**Task description:**
Go through the data below line by line. Give only the number of lines that contain "face".

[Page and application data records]

━━━━━━━━

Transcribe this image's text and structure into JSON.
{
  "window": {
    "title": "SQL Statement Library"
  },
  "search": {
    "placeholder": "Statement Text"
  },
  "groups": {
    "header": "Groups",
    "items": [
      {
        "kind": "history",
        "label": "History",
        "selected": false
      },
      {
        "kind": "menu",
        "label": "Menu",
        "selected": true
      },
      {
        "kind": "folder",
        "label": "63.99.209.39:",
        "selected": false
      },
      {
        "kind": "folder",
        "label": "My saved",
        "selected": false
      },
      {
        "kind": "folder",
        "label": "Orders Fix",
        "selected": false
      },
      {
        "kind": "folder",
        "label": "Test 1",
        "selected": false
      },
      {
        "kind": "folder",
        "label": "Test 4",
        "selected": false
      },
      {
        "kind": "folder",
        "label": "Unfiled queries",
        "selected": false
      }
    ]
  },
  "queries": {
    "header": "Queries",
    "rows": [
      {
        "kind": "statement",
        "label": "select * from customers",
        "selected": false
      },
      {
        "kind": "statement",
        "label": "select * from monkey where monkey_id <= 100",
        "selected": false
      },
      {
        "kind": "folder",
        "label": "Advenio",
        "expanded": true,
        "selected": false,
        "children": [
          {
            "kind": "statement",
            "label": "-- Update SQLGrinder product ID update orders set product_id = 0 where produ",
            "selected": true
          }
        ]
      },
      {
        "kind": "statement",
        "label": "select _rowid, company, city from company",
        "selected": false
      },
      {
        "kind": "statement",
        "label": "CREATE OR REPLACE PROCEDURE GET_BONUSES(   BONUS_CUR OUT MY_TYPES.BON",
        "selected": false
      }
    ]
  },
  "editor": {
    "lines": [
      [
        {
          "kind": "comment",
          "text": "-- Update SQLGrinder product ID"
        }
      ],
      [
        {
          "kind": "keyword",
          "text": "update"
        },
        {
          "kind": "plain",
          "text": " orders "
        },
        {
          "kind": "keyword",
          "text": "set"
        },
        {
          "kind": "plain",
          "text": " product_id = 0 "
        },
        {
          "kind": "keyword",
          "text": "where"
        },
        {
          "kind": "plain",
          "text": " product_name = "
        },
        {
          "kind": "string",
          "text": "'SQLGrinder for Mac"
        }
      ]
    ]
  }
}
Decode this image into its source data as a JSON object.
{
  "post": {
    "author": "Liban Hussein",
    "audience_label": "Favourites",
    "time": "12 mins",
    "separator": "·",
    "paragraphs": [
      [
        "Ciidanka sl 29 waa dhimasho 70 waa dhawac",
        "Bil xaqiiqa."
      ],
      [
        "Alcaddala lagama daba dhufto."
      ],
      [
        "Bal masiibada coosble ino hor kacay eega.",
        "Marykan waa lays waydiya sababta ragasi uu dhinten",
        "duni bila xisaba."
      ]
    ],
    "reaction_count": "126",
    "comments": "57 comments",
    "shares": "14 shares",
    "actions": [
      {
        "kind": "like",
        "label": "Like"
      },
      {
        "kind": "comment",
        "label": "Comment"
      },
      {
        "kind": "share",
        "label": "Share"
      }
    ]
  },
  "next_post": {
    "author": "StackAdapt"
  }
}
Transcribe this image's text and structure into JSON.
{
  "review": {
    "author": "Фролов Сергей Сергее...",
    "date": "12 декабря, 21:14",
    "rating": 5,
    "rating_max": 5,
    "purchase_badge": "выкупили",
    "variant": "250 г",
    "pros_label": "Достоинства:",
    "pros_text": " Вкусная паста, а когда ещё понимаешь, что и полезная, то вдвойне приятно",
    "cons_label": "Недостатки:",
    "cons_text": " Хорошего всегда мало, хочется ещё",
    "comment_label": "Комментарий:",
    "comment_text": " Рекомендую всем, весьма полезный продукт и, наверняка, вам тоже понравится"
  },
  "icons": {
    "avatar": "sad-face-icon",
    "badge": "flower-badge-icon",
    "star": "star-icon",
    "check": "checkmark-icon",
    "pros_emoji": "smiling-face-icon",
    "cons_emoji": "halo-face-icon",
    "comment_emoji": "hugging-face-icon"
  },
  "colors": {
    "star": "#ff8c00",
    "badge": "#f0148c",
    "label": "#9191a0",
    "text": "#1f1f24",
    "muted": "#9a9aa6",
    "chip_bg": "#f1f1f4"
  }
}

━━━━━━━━

**Output for this exercise:**
4